The campus-wide, multi-round business plan competition hosted by the Zell Lurie Institute gives student teams an opportunity to win cash prizes, network with others, and get mentoring and advice from local business leaders. The final round took place Feb. 16.
The idea behind the winning plan, which is called Clot Buster, stemmed from an earlier collaboration between U-M students and faculty, including founder Yang Liu, Dr. Luis Savastano, professor Aditya Pandey, and several other students.
Liu was working on a device to remove plaque, and while talking with Savastano and his team, he wondered if a similar mechanism could be used to remove clots.
"Savastano is a neurosurgeon and does a lot of stroke treatments at the University of Michigan, and we thought this might have good potential," Liu says. "Within one month, we built a prototype that proved the idea, and we believe it's really going to work."
Devices already exist to suck out clots, but the catheter used for the procedure quickly gets jammed, Liu says.
"How Clot Buster works is that there is a rotating wire in the shaft that breaks the clot into pieces as it's being sucked into the catheter, so the catheter never gets clogged," Liu says. "This enables uninterrupted, nonstop clot removal."
Liu says he knew Clot Buster had a great product and a great team but it was still a "pleasant surprise" to take the top honors during the competition.
The prize money will go toward development of the device, taking it from the research and development phase to a marketable product.
"We're currently just in the R&D phase, but within this year, we'll use the money to improve and optimize the device so it can be tested in animals," Liu says.
Two other finalists won $2,500: Advanced LIDAR Semantics, which creates devices with enhanced object recognition for use in autonomous vehicles, and Sonodontics, creator of technology that uses ultrasound to scan for gum disease.
Teams with a business idea that includes a social mission were eligible to participate in the Seigle Impact Track. PedalCell, which creates bicycle-powered phone chargers for the bike share industry, took home the $15,000 top prize in the Impact Track.

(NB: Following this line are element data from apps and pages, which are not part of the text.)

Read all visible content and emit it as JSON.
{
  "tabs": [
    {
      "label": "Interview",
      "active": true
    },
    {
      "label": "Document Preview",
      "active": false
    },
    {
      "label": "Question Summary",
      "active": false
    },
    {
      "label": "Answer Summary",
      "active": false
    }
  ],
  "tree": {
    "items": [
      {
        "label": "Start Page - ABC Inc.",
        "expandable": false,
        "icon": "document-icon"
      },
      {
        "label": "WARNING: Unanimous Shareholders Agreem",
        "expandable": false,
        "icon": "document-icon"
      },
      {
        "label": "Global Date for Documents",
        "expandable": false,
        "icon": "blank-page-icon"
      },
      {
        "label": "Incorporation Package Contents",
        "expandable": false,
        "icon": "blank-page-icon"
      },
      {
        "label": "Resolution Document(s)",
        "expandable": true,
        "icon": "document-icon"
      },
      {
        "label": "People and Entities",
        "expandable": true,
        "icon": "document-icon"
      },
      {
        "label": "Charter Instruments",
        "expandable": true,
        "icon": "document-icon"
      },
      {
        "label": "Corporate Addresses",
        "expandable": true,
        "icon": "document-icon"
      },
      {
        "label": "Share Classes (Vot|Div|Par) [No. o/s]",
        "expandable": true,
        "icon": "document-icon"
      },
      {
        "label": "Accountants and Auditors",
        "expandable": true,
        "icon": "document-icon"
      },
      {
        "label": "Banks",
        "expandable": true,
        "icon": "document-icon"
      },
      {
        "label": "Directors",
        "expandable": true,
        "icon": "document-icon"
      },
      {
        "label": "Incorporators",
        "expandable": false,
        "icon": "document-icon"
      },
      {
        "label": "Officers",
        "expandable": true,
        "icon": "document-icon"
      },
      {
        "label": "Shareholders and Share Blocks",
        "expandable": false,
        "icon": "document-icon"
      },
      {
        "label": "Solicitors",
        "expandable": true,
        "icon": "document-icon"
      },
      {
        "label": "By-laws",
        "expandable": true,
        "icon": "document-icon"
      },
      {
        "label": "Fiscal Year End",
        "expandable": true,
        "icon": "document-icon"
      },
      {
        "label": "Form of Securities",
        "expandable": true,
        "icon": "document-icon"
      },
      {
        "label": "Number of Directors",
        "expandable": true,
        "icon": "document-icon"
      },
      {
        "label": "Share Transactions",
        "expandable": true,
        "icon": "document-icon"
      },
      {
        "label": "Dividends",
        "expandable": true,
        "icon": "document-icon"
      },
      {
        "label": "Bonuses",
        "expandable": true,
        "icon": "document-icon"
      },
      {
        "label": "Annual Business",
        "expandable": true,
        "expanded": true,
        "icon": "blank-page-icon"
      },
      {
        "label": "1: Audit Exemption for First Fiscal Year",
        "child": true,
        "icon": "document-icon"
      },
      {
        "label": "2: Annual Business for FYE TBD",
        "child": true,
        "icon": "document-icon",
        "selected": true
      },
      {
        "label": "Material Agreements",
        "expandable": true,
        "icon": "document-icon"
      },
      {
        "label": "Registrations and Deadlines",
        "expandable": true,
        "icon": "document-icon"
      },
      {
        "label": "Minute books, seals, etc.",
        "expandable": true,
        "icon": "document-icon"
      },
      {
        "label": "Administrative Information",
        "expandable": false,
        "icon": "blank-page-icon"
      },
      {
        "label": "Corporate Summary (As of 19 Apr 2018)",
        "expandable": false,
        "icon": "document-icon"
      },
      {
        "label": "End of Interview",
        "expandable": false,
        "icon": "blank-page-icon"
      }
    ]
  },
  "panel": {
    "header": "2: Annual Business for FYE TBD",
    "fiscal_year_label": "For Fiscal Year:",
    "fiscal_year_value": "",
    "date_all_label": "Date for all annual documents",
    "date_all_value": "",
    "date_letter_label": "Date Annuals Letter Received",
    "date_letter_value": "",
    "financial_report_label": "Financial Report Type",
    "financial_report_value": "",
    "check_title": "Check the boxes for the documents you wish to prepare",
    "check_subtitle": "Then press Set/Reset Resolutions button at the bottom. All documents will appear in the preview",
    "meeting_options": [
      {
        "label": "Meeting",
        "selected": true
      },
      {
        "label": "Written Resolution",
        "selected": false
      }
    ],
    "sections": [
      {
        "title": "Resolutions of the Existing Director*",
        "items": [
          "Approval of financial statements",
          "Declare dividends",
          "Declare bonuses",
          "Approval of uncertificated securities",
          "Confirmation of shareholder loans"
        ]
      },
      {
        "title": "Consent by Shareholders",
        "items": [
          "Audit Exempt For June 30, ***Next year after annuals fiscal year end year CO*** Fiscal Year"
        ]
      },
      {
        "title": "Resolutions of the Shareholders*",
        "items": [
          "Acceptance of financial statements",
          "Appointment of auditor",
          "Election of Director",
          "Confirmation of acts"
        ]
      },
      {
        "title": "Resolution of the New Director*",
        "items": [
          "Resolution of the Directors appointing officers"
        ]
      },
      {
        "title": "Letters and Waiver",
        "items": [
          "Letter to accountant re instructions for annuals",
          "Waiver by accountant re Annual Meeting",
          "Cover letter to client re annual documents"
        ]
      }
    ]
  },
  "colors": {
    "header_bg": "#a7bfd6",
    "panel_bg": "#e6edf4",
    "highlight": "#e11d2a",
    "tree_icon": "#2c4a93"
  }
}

A full list of prize winners is available at the Zell Lurie website.
Sarah Rigg is a freelance writer and editor in Ypsilanti Township. You may reach her at firstname.lastname@example.org.
Photo courtesy of Emily Brourman.